Cape Cod Designated Largest 'No Discharge' Zone in Northeast
Eleven Cape Communities Limit Boat Pollution with "No Discharge" Designation in Cape Cod Bay
Largest single protected area in the Northeast
With state and local backing, EPA is designating Cape Cod Bay as a "No Discharge" area. This status means that discharges of treated and untreated boat sewage are prohibited within these Massachusetts state waters, including the Towns of Provincetown, Truro, Wellfleet, Eastham, Orleans, Brewster, Dennis, Yarmouth, Barnstable, Sandwich, and Bourne. The designation is for the single largest area of protected coastal waters in the Northeast.
In May, the Mass. Office of Coastal Zone Management (CZM), in partnership with the Association to Preserve Cape Cod, the Nantucket Soundkeeper, and the towns on the Cape Cod Bay side petitioned EPA to approve the No Discharge designation. Following consideration of the request, and a 30-day public review and comment period, EPA will approve the request to protect these coastal waters from boat sewage.

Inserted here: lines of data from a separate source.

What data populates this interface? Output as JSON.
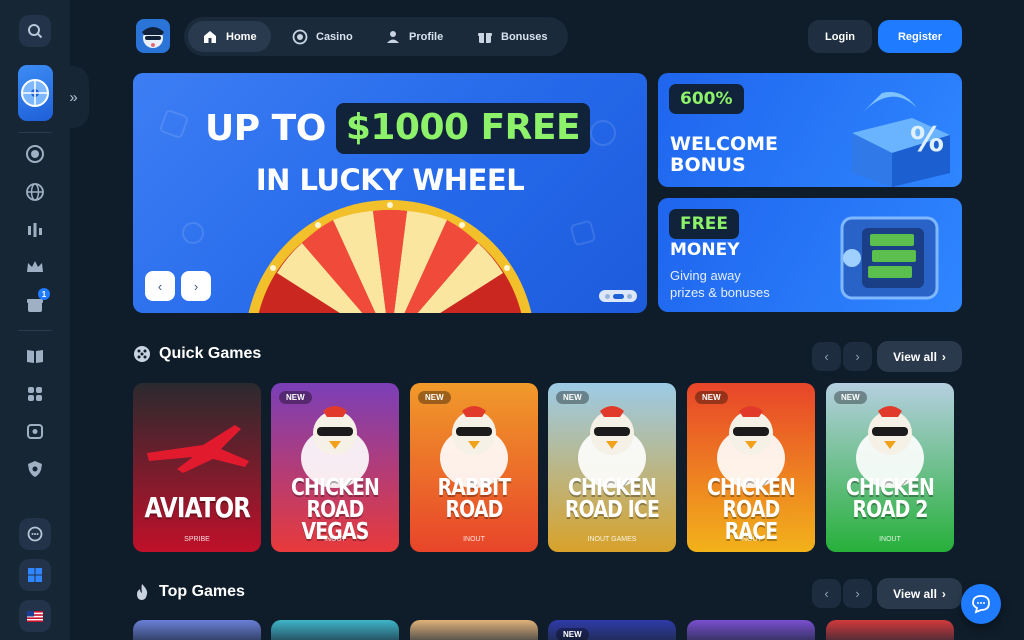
{
  "nav": {
    "items": [
      {
        "label": "Home",
        "icon": "home-icon",
        "active": true
      },
      {
        "label": "Casino",
        "icon": "casino-chip-icon",
        "active": false
      },
      {
        "label": "Profile",
        "icon": "user-icon",
        "active": false
      },
      {
        "label": "Bonuses",
        "icon": "gift-icon",
        "active": false
      }
    ],
    "login": "Login",
    "register": "Register"
  },
  "sidebar": {
    "gift_count": "1",
    "icons": [
      "search-icon",
      "casino-chip-icon",
      "globe-icon",
      "chart-icon",
      "crown-icon",
      "gift-icon",
      "book-icon",
      "game-controller-icon",
      "safe-icon",
      "shield-icon",
      "support-icon",
      "windows-icon",
      "us-flag-icon"
    ]
  },
  "hero": {
    "line1_prefix": "UP TO",
    "line1_highlight": "$1000 FREE",
    "line2": "IN LUCKY WHEEL",
    "prev": "‹",
    "next": "›"
  },
  "promo_cards": [
    {
      "badge": "600%",
      "title_line1": "WELCOME",
      "title_line2": "BONUS"
    },
    {
      "badge": "FREE",
      "title": "MONEY",
      "subtitle_line1": "Giving away",
      "subtitle_line2": "prizes & bonuses"
    }
  ],
  "quick_games": {
    "title": "Quick Games",
    "view_all": "View all",
    "games": [
      {
        "title_line1": "AVIATOR",
        "title_line2": "",
        "provider": "SPRIBE",
        "new": "",
        "color_top": "#2a2a2e",
        "color_bottom": "#c0102a"
      },
      {
        "title_line1": "CHICKEN",
        "title_line2": "ROAD VEGAS",
        "provider": "INOUT",
        "new": "NEW",
        "color_top": "#7a3fb8",
        "color_bottom": "#e83a3a"
      },
      {
        "title_line1": "RABBIT",
        "title_line2": "ROAD",
        "provider": "INOUT",
        "new": "NEW",
        "color_top": "#f09a2a",
        "color_bottom": "#e8452a"
      },
      {
        "title_line1": "CHICKEN",
        "title_line2": "ROAD ICE",
        "provider": "INOUT GAMES",
        "new": "NEW",
        "color_top": "#9ccbe6",
        "color_bottom": "#d8a22a"
      },
      {
        "title_line1": "CHICKEN",
        "title_line2": "ROAD RACE",
        "provider": "INOUT",
        "new": "NEW",
        "color_top": "#e8452a",
        "color_bottom": "#f2b21a"
      },
      {
        "title_line1": "CHICKEN",
        "title_line2": "ROAD 2",
        "provider": "INOUT",
        "new": "NEW",
        "color_top": "#b5cfe0",
        "color_bottom": "#27b03a"
      }
    ]
  },
  "top_games": {
    "title": "Top Games",
    "view_all": "View all",
    "new_label": "NEW",
    "colors": [
      "#6a7fd8",
      "#3fb6c9",
      "#e0b27a",
      "#2f3ba8",
      "#7a4fd0",
      "#d23a3a"
    ]
  }
}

"Cape Cod is cherished by hundreds of thousands of people throughout New England and beyond," said Robert W. Varney, regional administrator of EPA's New England Office. "Putting this important protection in place will help safeguard people's enjoyment of this special, beautiful place. Achieving this designation for Cape Cod Bay is a major milestone in EPA's effort to protect the entire New England coastline from boat sewage -- these Cape communities are leading the way nationally about how we can better protect our environment."
To qualify for a No Discharge designation, the applicant must show there are enough "pumpout" facilities where boaters can get their sewage holding tanks pumped out. This particular area has an estimated 7,000 boats, of which only 3,590 are large enough to have a head or toilet on board. There are a total of eight pumpout facilities in the proposed area, five fixed shore-based facilities and three pumpout boats. In addition, there are two pending pumpout facilities which should be operational in the summer of 2008. There are approximately 19 marinas, 14 yacht, and five public landings and piers; and 42 beaches in the area.
Boat sewage can lead to health problems for swimmers, closed shellfish beds, and the overall degradation of marine habitats.
The Association to Preserve Cape Cod, the Nantucket Soundkeeper and MA Coastal Zone Management (MA CZM) initiated the No Discharge Area designation process in the summer of 2007 to safeguard local marine resources. Working together, the groups held informal meetings in the area where staff presented an overview of the proposed area for designation, outlined the designation process, described the beneficial environmental impacts of establishing the No Discharge Area and received input from the public.